[WHAT THIS TASK INVOLVES]
When the word "发证机关" shows up in a line of the records below, copy that line.

#####

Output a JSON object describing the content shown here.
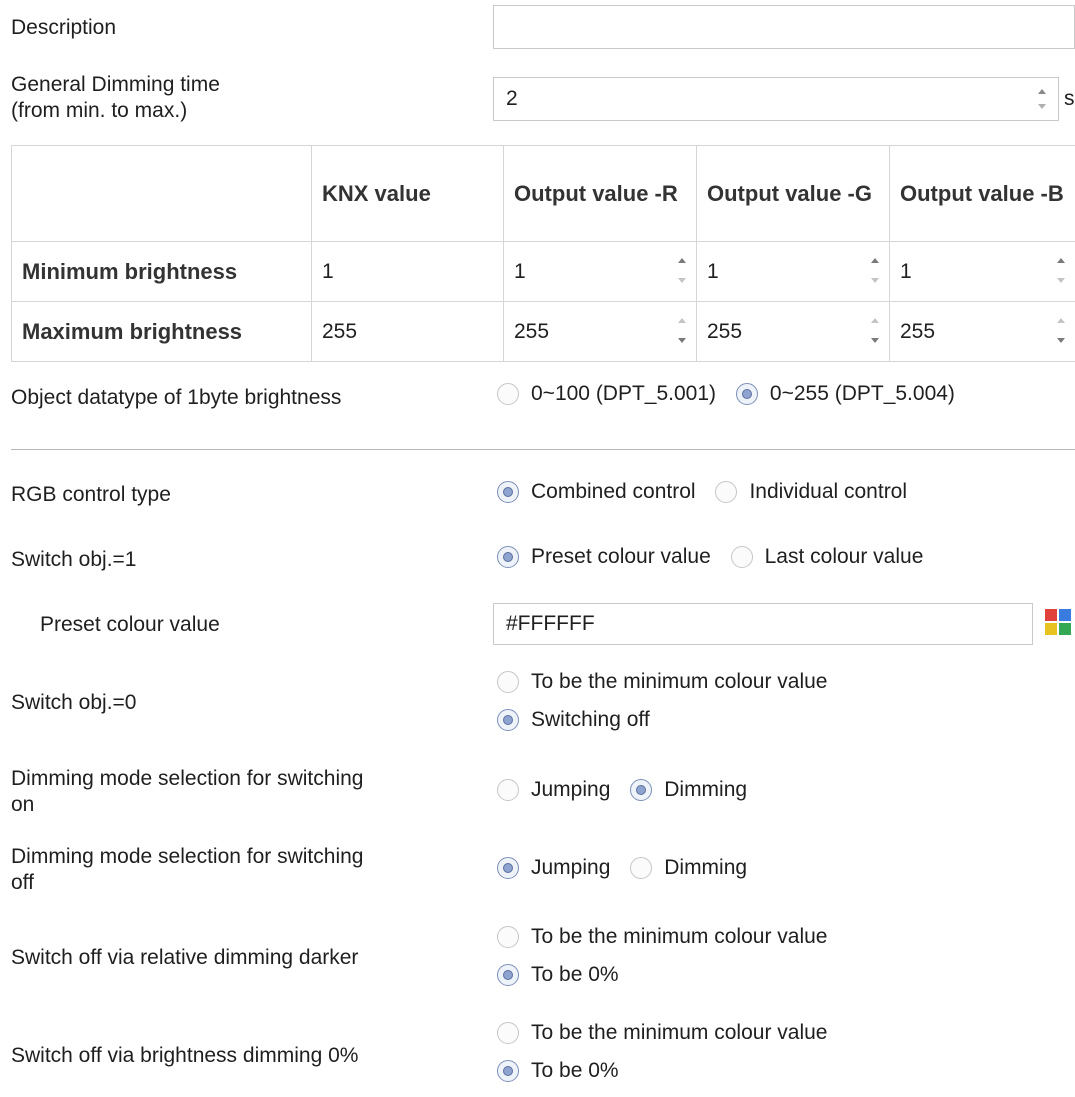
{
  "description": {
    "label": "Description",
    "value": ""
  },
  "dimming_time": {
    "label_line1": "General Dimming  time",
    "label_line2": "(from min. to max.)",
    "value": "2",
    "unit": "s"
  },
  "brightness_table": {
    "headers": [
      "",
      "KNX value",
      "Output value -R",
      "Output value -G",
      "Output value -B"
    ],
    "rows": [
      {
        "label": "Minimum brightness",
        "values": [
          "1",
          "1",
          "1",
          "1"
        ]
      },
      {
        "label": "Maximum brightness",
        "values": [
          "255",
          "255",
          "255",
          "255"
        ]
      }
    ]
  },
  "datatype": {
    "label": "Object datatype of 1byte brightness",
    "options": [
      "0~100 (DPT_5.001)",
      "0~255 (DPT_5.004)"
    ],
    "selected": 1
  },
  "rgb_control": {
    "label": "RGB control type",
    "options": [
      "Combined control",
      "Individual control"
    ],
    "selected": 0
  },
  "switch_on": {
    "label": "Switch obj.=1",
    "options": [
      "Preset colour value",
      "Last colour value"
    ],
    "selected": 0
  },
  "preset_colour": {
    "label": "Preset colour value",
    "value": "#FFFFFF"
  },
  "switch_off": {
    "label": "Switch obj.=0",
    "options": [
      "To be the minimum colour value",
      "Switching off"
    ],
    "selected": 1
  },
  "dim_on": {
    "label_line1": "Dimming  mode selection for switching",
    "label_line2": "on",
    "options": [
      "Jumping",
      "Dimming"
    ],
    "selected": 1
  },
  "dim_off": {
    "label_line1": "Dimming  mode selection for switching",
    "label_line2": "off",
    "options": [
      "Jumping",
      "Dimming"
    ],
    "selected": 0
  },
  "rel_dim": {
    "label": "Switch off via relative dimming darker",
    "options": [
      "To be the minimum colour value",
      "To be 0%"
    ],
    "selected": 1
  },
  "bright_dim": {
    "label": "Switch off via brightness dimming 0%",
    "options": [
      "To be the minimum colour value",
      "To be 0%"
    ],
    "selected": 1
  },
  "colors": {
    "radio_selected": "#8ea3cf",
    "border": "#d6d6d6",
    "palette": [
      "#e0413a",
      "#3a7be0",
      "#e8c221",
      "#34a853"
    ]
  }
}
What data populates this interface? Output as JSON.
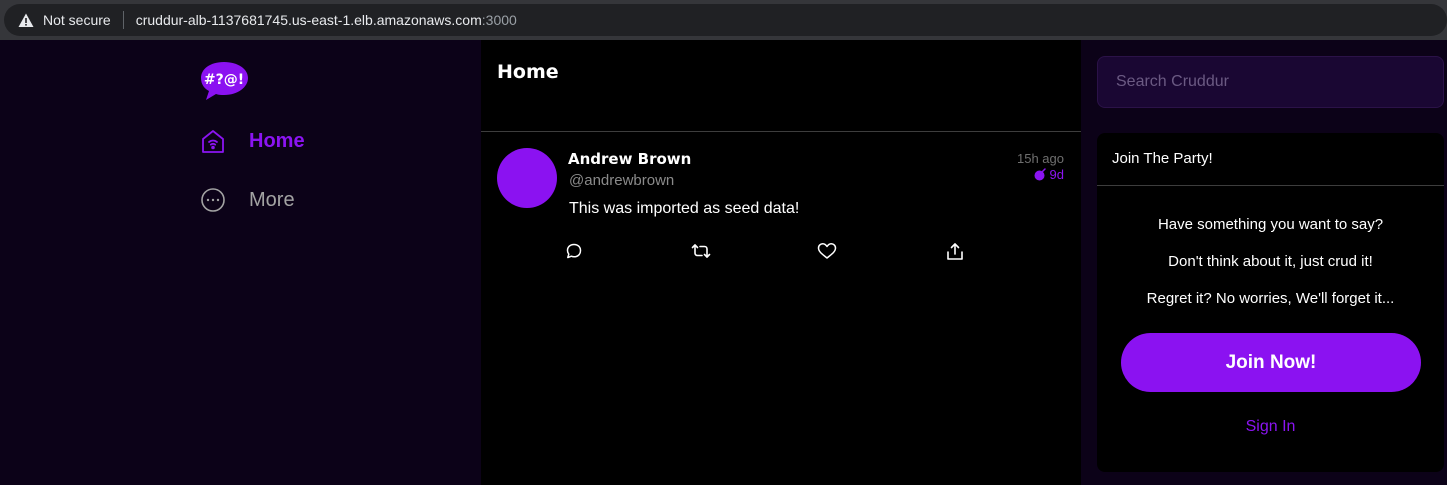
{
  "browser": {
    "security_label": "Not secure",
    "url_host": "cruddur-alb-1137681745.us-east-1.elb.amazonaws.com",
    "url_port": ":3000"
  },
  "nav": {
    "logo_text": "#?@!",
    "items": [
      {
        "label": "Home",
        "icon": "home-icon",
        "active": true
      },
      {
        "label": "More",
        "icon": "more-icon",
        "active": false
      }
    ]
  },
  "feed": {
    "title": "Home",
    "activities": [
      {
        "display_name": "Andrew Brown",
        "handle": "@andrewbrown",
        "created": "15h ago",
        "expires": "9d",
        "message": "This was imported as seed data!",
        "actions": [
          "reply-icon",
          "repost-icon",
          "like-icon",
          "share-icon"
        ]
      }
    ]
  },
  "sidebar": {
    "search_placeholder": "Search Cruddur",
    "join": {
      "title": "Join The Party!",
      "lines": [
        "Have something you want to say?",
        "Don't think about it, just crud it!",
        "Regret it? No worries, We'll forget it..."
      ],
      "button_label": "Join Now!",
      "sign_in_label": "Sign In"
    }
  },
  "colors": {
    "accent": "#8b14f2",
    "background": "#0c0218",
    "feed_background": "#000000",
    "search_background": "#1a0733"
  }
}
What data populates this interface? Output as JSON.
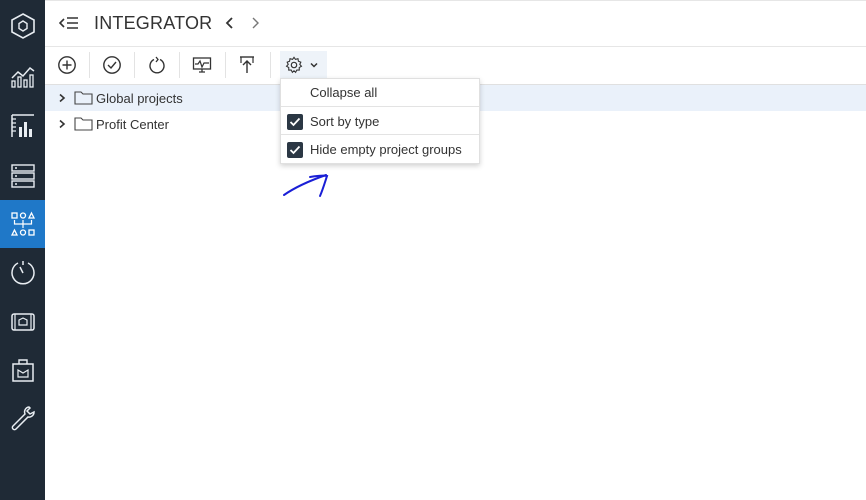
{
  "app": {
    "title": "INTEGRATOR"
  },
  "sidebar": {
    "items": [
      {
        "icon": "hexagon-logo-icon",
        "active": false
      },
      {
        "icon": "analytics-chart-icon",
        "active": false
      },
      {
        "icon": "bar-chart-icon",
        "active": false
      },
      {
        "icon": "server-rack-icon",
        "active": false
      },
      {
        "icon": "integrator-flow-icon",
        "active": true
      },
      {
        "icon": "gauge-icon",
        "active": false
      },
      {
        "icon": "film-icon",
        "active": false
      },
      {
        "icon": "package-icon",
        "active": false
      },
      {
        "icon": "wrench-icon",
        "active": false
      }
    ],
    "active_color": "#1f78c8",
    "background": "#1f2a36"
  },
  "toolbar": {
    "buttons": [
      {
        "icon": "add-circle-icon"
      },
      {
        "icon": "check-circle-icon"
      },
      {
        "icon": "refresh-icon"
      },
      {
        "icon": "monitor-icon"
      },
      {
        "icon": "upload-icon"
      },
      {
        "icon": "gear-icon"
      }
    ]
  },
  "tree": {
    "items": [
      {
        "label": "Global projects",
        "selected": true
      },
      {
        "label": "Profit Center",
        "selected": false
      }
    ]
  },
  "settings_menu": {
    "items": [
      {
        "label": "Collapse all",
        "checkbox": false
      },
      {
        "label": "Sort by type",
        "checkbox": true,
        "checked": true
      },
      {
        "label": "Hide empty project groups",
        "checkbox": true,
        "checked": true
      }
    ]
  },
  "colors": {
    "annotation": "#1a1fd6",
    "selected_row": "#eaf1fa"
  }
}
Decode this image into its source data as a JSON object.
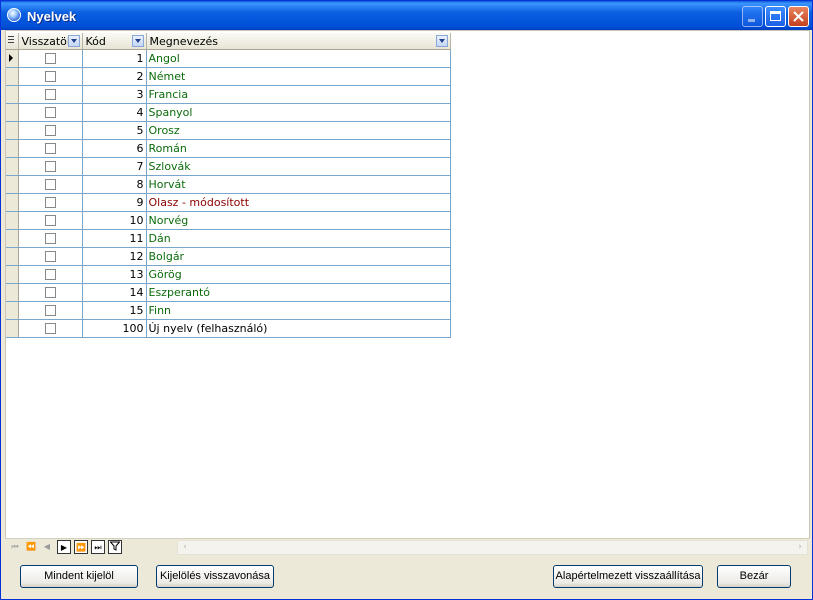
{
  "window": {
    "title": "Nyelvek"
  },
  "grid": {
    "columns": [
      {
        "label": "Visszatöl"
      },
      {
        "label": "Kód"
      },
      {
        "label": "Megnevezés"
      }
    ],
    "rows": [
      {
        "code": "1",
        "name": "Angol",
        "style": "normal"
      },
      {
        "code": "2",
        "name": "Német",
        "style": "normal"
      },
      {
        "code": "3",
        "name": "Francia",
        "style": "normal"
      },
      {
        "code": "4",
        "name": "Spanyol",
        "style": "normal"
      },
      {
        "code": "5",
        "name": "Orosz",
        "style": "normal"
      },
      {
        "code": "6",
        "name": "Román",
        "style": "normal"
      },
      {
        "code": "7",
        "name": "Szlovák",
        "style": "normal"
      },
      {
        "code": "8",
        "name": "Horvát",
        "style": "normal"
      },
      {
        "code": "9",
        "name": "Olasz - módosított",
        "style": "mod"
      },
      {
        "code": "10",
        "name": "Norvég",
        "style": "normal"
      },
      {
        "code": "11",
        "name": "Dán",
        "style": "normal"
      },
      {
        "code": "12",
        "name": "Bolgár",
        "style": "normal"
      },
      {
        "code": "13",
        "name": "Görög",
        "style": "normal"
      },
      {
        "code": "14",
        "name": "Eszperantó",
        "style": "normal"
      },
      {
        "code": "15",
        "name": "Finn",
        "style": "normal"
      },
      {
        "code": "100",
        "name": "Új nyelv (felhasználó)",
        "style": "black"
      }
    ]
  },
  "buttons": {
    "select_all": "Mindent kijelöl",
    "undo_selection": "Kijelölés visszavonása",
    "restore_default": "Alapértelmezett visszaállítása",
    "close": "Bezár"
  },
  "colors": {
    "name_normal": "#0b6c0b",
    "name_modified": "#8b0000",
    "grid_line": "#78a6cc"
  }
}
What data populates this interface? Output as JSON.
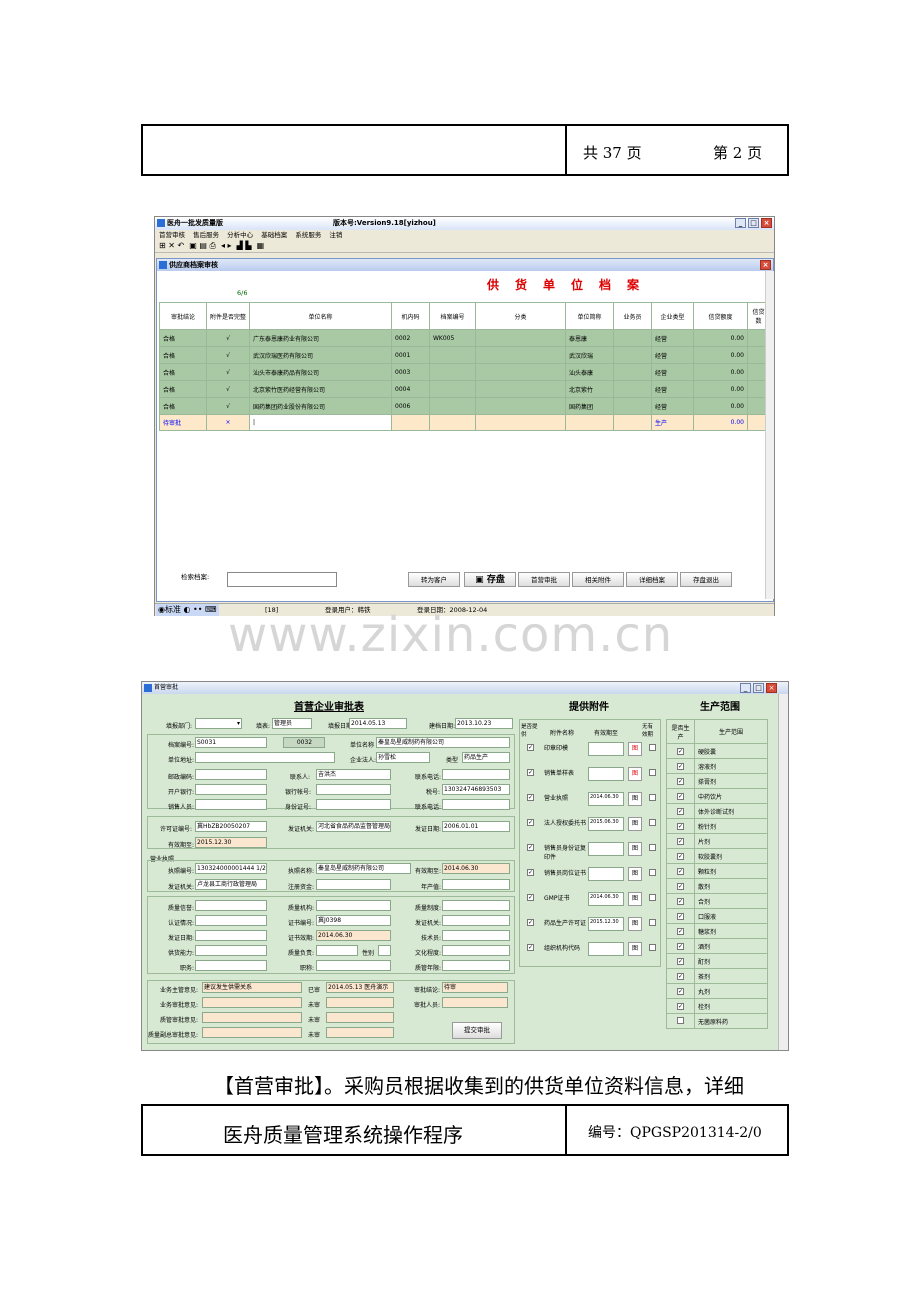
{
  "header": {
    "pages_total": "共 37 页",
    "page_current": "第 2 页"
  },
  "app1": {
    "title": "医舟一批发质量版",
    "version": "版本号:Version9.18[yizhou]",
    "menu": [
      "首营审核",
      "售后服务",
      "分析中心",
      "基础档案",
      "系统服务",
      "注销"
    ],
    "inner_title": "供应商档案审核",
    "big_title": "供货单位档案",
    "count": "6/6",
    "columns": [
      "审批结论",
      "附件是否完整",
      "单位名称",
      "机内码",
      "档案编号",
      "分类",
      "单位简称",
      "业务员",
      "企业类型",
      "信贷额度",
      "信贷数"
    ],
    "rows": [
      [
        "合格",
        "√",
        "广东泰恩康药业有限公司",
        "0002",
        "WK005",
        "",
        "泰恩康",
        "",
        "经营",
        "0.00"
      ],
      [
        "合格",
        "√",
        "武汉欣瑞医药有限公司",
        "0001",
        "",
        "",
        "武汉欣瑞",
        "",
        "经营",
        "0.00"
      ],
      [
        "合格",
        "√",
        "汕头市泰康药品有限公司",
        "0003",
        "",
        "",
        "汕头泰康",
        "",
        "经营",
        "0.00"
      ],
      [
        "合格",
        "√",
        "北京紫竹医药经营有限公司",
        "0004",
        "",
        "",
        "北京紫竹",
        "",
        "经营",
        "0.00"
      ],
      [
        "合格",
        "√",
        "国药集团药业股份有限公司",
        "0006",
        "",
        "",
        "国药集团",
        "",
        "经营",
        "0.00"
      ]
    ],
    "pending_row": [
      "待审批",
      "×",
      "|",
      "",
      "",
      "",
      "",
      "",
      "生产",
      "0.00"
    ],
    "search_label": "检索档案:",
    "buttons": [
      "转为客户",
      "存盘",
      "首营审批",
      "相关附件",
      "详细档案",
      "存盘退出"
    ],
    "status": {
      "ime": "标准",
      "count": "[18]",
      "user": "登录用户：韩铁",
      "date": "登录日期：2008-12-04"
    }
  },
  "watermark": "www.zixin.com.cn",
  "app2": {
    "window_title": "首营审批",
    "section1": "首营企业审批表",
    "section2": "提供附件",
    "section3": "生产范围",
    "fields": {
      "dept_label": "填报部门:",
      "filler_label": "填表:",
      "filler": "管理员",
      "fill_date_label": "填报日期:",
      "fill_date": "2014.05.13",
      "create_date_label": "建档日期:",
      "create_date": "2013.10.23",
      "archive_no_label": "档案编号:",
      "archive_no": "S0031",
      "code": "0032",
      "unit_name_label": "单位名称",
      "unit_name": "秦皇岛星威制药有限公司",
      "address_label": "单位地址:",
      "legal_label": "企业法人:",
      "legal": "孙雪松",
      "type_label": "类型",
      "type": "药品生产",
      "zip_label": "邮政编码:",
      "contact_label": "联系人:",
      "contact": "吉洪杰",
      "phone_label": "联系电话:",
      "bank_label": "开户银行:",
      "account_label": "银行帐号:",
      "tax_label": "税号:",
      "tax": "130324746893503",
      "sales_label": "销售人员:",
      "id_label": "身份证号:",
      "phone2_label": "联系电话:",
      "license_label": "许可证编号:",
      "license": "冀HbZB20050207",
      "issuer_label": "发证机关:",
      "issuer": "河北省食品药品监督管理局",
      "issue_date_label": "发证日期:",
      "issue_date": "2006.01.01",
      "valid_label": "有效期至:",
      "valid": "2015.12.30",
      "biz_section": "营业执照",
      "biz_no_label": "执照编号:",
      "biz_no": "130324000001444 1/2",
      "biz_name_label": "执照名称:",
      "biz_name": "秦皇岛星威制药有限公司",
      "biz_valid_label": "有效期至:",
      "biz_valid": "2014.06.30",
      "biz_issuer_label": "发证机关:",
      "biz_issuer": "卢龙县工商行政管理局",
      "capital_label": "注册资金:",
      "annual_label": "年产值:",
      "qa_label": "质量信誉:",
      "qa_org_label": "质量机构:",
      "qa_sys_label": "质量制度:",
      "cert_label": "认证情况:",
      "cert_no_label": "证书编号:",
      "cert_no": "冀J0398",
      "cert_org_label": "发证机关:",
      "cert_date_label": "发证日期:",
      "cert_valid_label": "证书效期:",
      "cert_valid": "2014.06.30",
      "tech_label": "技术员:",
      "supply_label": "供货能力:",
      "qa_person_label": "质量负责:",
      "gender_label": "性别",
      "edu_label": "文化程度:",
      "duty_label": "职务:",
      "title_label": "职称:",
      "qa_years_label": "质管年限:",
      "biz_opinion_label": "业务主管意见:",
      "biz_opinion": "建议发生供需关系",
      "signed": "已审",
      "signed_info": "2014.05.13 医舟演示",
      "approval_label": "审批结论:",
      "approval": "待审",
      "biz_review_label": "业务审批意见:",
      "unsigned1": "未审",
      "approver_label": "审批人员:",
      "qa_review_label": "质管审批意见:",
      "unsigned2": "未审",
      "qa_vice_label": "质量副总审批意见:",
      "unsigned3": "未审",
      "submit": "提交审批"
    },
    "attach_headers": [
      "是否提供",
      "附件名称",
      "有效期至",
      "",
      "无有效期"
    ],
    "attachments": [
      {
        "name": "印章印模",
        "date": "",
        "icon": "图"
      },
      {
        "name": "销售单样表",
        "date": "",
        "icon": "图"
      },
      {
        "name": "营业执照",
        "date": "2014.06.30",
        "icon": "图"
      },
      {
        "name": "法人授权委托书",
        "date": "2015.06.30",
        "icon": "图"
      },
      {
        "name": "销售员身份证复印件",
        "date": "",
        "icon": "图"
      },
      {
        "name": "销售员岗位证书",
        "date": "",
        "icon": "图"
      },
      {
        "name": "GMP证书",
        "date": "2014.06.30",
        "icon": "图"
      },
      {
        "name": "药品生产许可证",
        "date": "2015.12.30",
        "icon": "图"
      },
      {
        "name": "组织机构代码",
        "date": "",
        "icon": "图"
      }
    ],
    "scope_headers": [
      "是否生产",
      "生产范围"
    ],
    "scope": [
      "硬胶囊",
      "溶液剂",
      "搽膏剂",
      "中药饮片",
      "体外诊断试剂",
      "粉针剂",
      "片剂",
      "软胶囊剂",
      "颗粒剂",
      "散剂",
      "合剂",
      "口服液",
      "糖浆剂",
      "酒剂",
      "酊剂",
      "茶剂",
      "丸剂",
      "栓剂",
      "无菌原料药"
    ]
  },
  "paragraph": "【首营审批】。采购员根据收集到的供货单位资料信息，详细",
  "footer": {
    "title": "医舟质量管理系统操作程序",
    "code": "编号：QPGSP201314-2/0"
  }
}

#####

[EXERCISE OUTPUT]
      "issuer_label": "发证机关:",
      "biz_issuer_label": "发证机关:",
      "cert_org_label": "发证机关:",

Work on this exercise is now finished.